Strengths: Jesse Eisenberg (James Brennan) and Kristen Stewart (Emily Lewin) have played a couple on screen multiple times. Their chemistry is clear and it has never been better than it was in this movie. They play well off one another and feel like a real couple. You want to root for them. There's a charm to them and to the movie as a whole. It's not a premise that sets up for a lot of excitement, but the supporting cast is filled with talented people who make everything work. Bill Hader (Bobby), Kristen Wiig (Paulette), Ryan Reynolds (Mike Connell), and Martin Starr (Joel) were all great without stealing too much of the spotlight. The script allows for a lot of sharp dialogue and some strong character moments. Stewart is especially given a lot to work with when it comes to her home life. The soundtrack is also tremendous fun, filled with feel good 80s jams.
Weaknesses: There's almost nothing in the way of surprises from this movie. A lot of the beats hit and plot points are all things you've come to expect in similar romantic comedies. From Emily's side affair with Mike to the way James reacts to finding out. And while the cast is very good, they can't escape some of the clichés that comes with their characters. Reynolds, Starr, and Eisenberg all feel like they're playing people we've seen before. Also, plenty of comedy misses the mark throughout. For a comedy, I only found myself laughing a few times.

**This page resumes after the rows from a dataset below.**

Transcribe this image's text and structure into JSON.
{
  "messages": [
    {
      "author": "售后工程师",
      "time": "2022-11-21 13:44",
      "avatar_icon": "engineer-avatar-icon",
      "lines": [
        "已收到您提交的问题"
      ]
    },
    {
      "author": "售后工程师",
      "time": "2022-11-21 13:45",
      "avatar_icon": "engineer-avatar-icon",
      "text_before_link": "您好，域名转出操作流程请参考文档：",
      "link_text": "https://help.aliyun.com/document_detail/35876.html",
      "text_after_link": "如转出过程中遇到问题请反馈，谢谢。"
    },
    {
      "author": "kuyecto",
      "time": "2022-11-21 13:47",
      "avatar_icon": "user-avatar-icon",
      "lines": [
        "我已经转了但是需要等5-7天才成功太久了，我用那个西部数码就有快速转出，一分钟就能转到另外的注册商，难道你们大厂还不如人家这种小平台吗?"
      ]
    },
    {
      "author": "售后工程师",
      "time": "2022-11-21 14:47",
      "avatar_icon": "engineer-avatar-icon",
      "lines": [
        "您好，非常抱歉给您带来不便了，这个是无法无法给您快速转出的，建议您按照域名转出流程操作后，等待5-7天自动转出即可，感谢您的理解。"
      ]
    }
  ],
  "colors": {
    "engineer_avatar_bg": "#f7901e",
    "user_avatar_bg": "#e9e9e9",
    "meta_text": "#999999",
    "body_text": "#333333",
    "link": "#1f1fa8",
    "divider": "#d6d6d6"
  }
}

Overall: It's not as funny or original as I would've liked. That being said, Adventureland still provides us with some sharp dialogue, a solid romance, and an entertaining plot that is helped by the strong performances of the cast.
great movie, I loved every minute of it
Greg Mottola's winning and sharp-witted summertime coming-of-age comedy about a college graduate learning life lessons on its roller coaster ride of infatuation, sexual awakening and romantic mishaps.
Honestly, I went into this movie with low expectations. It was pretty damn good.
It has its moments, but overall forgettable. Entirely too slow moving, but it has sparks of humor, sweetness and nostalgia, especially for my generation. Unfortunately, it's not enough to want to sit through this movie ever again or highly recommend it to anyone else.
A film that captures the essence of trying to land your feet post-grad - and the relationships and reflections you make while making the best of your situation.